The groom forgot one of his friend’s tuxedos, the mother of the bride was late, the weather was way too humid and sticky for October, but everything eventually turned out absolutely fine and the ceremony was a truly beautiful affair.
Since I’ve never truly been in the midst of a wedding disaster, I think I’ll focus on the funny conversation I heard last night, as my partner and I were wandering the winter light show at the local botanical gardens.
“It doesn’t count as a present.”
“You wouldn’t see it as a present?”
“Not if you proposed at Christmas.”
“When should I propose?
“Just not… now.”
“Well, I know that. And not Valentine’s Day–”

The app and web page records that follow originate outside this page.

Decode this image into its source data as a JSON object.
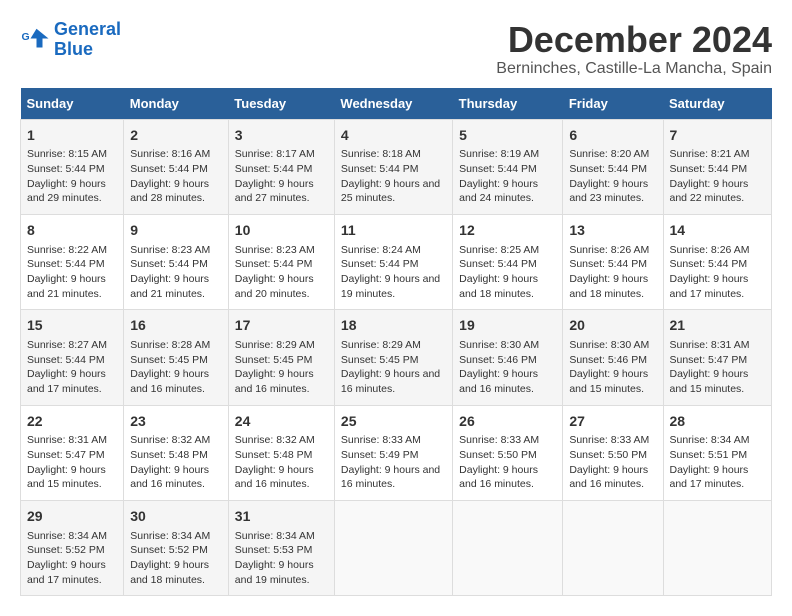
{
  "logo": {
    "line1": "General",
    "line2": "Blue"
  },
  "title": "December 2024",
  "subtitle": "Berninches, Castille-La Mancha, Spain",
  "headers": [
    "Sunday",
    "Monday",
    "Tuesday",
    "Wednesday",
    "Thursday",
    "Friday",
    "Saturday"
  ],
  "weeks": [
    [
      {
        "day": "1",
        "sunrise": "8:15 AM",
        "sunset": "5:44 PM",
        "daylight": "9 hours and 29 minutes."
      },
      {
        "day": "2",
        "sunrise": "8:16 AM",
        "sunset": "5:44 PM",
        "daylight": "9 hours and 28 minutes."
      },
      {
        "day": "3",
        "sunrise": "8:17 AM",
        "sunset": "5:44 PM",
        "daylight": "9 hours and 27 minutes."
      },
      {
        "day": "4",
        "sunrise": "8:18 AM",
        "sunset": "5:44 PM",
        "daylight": "9 hours and 25 minutes."
      },
      {
        "day": "5",
        "sunrise": "8:19 AM",
        "sunset": "5:44 PM",
        "daylight": "9 hours and 24 minutes."
      },
      {
        "day": "6",
        "sunrise": "8:20 AM",
        "sunset": "5:44 PM",
        "daylight": "9 hours and 23 minutes."
      },
      {
        "day": "7",
        "sunrise": "8:21 AM",
        "sunset": "5:44 PM",
        "daylight": "9 hours and 22 minutes."
      }
    ],
    [
      {
        "day": "8",
        "sunrise": "8:22 AM",
        "sunset": "5:44 PM",
        "daylight": "9 hours and 21 minutes."
      },
      {
        "day": "9",
        "sunrise": "8:23 AM",
        "sunset": "5:44 PM",
        "daylight": "9 hours and 21 minutes."
      },
      {
        "day": "10",
        "sunrise": "8:23 AM",
        "sunset": "5:44 PM",
        "daylight": "9 hours and 20 minutes."
      },
      {
        "day": "11",
        "sunrise": "8:24 AM",
        "sunset": "5:44 PM",
        "daylight": "9 hours and 19 minutes."
      },
      {
        "day": "12",
        "sunrise": "8:25 AM",
        "sunset": "5:44 PM",
        "daylight": "9 hours and 18 minutes."
      },
      {
        "day": "13",
        "sunrise": "8:26 AM",
        "sunset": "5:44 PM",
        "daylight": "9 hours and 18 minutes."
      },
      {
        "day": "14",
        "sunrise": "8:26 AM",
        "sunset": "5:44 PM",
        "daylight": "9 hours and 17 minutes."
      }
    ],
    [
      {
        "day": "15",
        "sunrise": "8:27 AM",
        "sunset": "5:44 PM",
        "daylight": "9 hours and 17 minutes."
      },
      {
        "day": "16",
        "sunrise": "8:28 AM",
        "sunset": "5:45 PM",
        "daylight": "9 hours and 16 minutes."
      },
      {
        "day": "17",
        "sunrise": "8:29 AM",
        "sunset": "5:45 PM",
        "daylight": "9 hours and 16 minutes."
      },
      {
        "day": "18",
        "sunrise": "8:29 AM",
        "sunset": "5:45 PM",
        "daylight": "9 hours and 16 minutes."
      },
      {
        "day": "19",
        "sunrise": "8:30 AM",
        "sunset": "5:46 PM",
        "daylight": "9 hours and 16 minutes."
      },
      {
        "day": "20",
        "sunrise": "8:30 AM",
        "sunset": "5:46 PM",
        "daylight": "9 hours and 15 minutes."
      },
      {
        "day": "21",
        "sunrise": "8:31 AM",
        "sunset": "5:47 PM",
        "daylight": "9 hours and 15 minutes."
      }
    ],
    [
      {
        "day": "22",
        "sunrise": "8:31 AM",
        "sunset": "5:47 PM",
        "daylight": "9 hours and 15 minutes."
      },
      {
        "day": "23",
        "sunrise": "8:32 AM",
        "sunset": "5:48 PM",
        "daylight": "9 hours and 16 minutes."
      },
      {
        "day": "24",
        "sunrise": "8:32 AM",
        "sunset": "5:48 PM",
        "daylight": "9 hours and 16 minutes."
      },
      {
        "day": "25",
        "sunrise": "8:33 AM",
        "sunset": "5:49 PM",
        "daylight": "9 hours and 16 minutes."
      },
      {
        "day": "26",
        "sunrise": "8:33 AM",
        "sunset": "5:50 PM",
        "daylight": "9 hours and 16 minutes."
      },
      {
        "day": "27",
        "sunrise": "8:33 AM",
        "sunset": "5:50 PM",
        "daylight": "9 hours and 16 minutes."
      },
      {
        "day": "28",
        "sunrise": "8:34 AM",
        "sunset": "5:51 PM",
        "daylight": "9 hours and 17 minutes."
      }
    ],
    [
      {
        "day": "29",
        "sunrise": "8:34 AM",
        "sunset": "5:52 PM",
        "daylight": "9 hours and 17 minutes."
      },
      {
        "day": "30",
        "sunrise": "8:34 AM",
        "sunset": "5:52 PM",
        "daylight": "9 hours and 18 minutes."
      },
      {
        "day": "31",
        "sunrise": "8:34 AM",
        "sunset": "5:53 PM",
        "daylight": "9 hours and 19 minutes."
      },
      null,
      null,
      null,
      null
    ]
  ]
}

Now that I live in the south people are constantly confusing my long-time partner with my husband. While I understand the confusion–mid-20s, living together, oh my stars, we’ve discussed marriage often and made the choice to wait. We’re living together on our own for the first time, paying off debt and just trying to get our feet on the ground. Plus, I haven’t quite found a way to navigate marriage where it doesn’t have an air of antiquated patriarchal values around it.

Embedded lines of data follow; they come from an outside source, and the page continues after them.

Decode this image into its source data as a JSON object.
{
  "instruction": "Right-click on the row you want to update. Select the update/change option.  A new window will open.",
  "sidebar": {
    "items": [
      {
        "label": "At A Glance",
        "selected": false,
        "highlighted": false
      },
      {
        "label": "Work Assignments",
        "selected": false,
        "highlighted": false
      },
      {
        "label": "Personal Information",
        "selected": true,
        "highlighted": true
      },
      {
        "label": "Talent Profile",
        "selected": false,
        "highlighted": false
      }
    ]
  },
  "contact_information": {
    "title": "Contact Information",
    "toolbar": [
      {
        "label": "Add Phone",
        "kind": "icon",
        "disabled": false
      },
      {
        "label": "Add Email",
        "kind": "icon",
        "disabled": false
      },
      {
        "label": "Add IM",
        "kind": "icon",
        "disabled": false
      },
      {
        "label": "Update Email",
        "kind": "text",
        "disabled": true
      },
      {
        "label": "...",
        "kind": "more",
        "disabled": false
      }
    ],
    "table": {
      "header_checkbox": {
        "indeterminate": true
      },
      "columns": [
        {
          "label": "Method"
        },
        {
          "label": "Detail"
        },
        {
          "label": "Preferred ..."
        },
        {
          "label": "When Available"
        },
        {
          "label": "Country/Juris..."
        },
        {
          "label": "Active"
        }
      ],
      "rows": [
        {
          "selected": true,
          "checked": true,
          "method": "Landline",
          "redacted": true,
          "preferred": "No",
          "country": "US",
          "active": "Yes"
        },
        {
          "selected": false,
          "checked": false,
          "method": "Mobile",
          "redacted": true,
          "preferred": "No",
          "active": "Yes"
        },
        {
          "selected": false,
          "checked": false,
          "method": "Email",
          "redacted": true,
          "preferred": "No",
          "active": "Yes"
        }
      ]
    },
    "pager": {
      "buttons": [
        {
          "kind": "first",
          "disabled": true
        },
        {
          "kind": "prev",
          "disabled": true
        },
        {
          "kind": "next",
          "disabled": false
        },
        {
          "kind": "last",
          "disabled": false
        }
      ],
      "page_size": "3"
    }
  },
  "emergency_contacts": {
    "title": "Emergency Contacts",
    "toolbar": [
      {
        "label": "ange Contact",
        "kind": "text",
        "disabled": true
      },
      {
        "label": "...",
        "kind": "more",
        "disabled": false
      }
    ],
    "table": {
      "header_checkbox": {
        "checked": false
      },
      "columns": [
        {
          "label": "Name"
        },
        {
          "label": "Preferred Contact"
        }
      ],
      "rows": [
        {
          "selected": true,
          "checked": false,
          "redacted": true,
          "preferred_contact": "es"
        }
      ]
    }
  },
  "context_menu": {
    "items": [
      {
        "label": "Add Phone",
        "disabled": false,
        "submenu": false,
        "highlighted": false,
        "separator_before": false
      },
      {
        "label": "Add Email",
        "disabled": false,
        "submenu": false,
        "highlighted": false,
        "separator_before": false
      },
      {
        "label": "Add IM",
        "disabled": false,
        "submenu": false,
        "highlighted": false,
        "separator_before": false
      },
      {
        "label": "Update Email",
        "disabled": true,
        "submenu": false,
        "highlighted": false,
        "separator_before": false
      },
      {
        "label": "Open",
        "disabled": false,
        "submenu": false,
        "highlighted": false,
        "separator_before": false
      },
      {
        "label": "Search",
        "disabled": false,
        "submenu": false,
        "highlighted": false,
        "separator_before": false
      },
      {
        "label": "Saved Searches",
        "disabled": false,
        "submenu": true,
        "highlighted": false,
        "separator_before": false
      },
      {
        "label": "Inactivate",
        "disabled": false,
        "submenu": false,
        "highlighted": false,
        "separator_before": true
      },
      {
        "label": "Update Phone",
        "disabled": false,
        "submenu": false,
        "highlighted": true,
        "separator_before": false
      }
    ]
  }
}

That said, we’ve also spoken about what not to do–like proposing on Christmas, proposing in public, or proposing without having a pretty good idea as to what the answer is going to be. I’m of the mind that when the time is right, we’ll kind of just propose to each other and start off our relationship with the right standard set.
As far as others won’ts and don’ts–I won’t wear white, I probably won’t have bridesmaids and I won’t spend more than a few hundred bucks on my dress. Our current wedding plan for the wedding we’re not having is to rent a few food trucks and put a couple blankets out in a field. My cousins had a truly spectacular wedding last fall, for more than the cost of a new house. I don’t have an exact number, but I wager that I could travel the world for about five years on the money they spent on the wedding.
And maybe that’s what we’ll do instead. We’ll call our parents, grab a best friend or two and walk down to the courthouse. Maybe we’ll sign the papers and have a big raucous party in the backyard. Maybe our honeymoon will last a year. Maybe we’ll never come home.
What I can say for sure, however, is that we’ll never have a Christmas proposal.